Adolf Hitler was a logo.
I'm back teaching--the never-ending cycle of the school year:). This time it's the required and general theology and culture class, exploring the intersections between various elements of culture and theology. Yesterday we broached the topic of theology and where we all 'speak from.' All of the 21 students in the class declared that they came from some kind of conservative church background whether it was pentecostal holiness or fundamentalist or something else. I realized as we were talking that there was a huge chasm between where they are even now and where I am. Even though some of them are definitely in process and re-thinking their theological perspectives, they are not even close to thinking about things in the way I have been the past few years--back to the drawing board I think, I'm going to need to fill in some gaps, not to get them to think like me, but so that they can understand more clearly the trajectory I am sketching out with regard to the dynamic between theology and culture.
I assigned a Mark C Taylor book for a theology read, About Religion: Economies of Faith in Virtual Culture, it's a tough book, as much of his work is, but I have a feeling that this will leave them little more than confused--'this Derrida guy is interesting...' was about the most positive comment I got yesterday. That's not to say that the class feels contentious or even resistant, just that there is so much material that I have digested that I doubt has even been on their horizons, reference points and conceptual ideas that don't even register, and this makes it necessary to re-think how I am going to teach this one. I don't want to dumb things down, but I need to figure out an accessible way of speaking about all this stuff.
It made me a little unsettled inside I must admit, having nothing to do with any of the students or their positions, but a reminder that I am just not living in this particular world and I wonder if I have the energy to keep on engaging, I don't particularly want to argue about stuff--I don't mean that therefore everyone should just think what I think, it's more about the environment itself--whether it is the best fit for me at this stage in my life. Of course the tyranny of the paycheck is a factor and I freely admit that, but it's not worth it if, in the long run, I am engaging in conversations that frustrate me.
What am I saying? Essentially I am saying that I feel that I don't fit in any of the religious situations I find myself in at present and am wondering what to do about that because in the long run it is not healthy for me--you'd think I would have this shit worked out by now...apparently not.
I have a book called The Wes Anderson Collection, by Matt Zoller Seitz, which explores Andersons film, via essays, interview and an expansive visual record of his almost obsessive commitment to detail. it's th evisual component of anderson's films that I am drawn to, don't get me wrong, I love the stories in and of themsleves, but it's the wya they are told visually that holds such joy for me. When I'm feeling uninspired, I often look at the book, just to marvel at the fantastic stuff that gets put into his work.
I recently came across a mention of Dublin-based graphic designer Annie Atkins, who does a lot of graphic work for Anderson's films, as well as other films.
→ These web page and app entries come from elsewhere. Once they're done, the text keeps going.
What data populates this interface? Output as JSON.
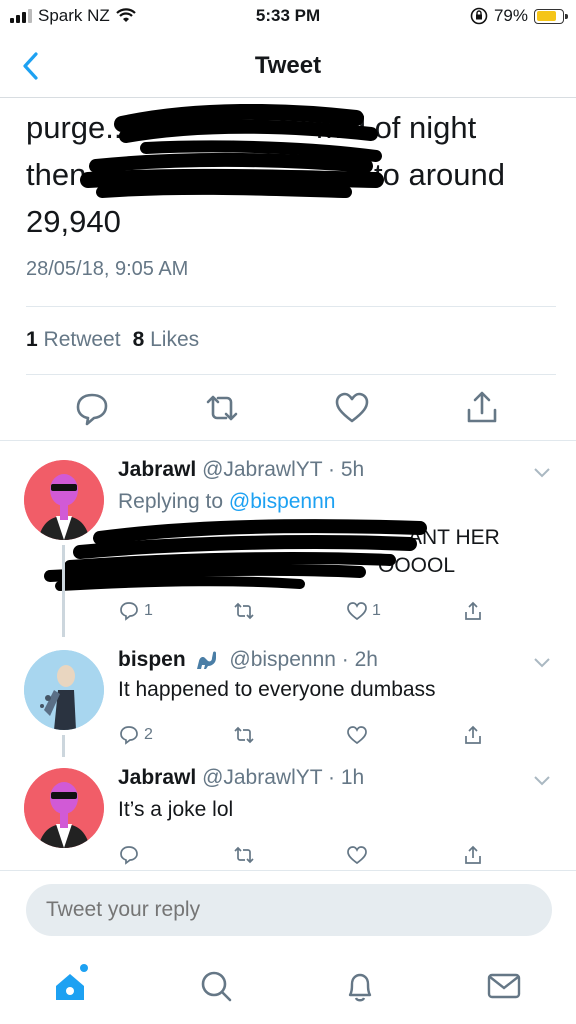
{
  "status_bar": {
    "carrier": "Spark NZ",
    "time": "5:33 PM",
    "battery": "79%",
    "battery_level": 0.79
  },
  "header": {
    "title": "Tweet"
  },
  "main_tweet": {
    "line1": "purge...",
    "line1_end": "mid of night",
    "line2_start": "then",
    "line2_end": "to around",
    "line3": "29,940",
    "timestamp": "28/05/18, 9:05 AM",
    "retweet_count": "1",
    "retweet_label": "Retweet",
    "like_count": "8",
    "like_label": "Likes"
  },
  "replies": [
    {
      "name": "Jabrawl",
      "handle": "@JabrawlYT · 5h",
      "replying_prefix": "Replying to",
      "replying_to": "@bispennn",
      "text_line1_end": "ANT HER",
      "text_line2_end": "OOOOL",
      "reply_count": "1",
      "retweet_count": "",
      "like_count": "1"
    },
    {
      "name": "bispen",
      "handle": "@bispennn · 2h",
      "text": "It happened to everyone dumbass",
      "reply_count": "2",
      "retweet_count": "",
      "like_count": ""
    },
    {
      "name": "Jabrawl",
      "handle": "@JabrawlYT · 1h",
      "text": "It’s a joke lol",
      "reply_count": "",
      "retweet_count": "",
      "like_count": ""
    }
  ],
  "reply_input": {
    "placeholder": "Tweet your reply"
  },
  "tabs": [
    "home-icon",
    "search-icon",
    "notifications-icon",
    "messages-icon"
  ],
  "colors": {
    "accent": "#1da1f2",
    "secondary_text": "#657786",
    "battery": "#f5c518"
  }
}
She creates some of the elements that Anderson puts into his films which makes watching them such a delight--the world is complete, down to the minute detail.
His most recent Grand Budapest Hotel has been called a 'return to form' personally I wasn't aware that he had lost form but there you go, to each his own. I watched this film with geelful delight and revelled in it's mischief. Ralph Fiennes was just perfect in his role and his character arc perfectly complimented the quirky and somewhat dark threads of this particular story. You can check out a lot of Atkin's work here and you'll see the amazing work she does.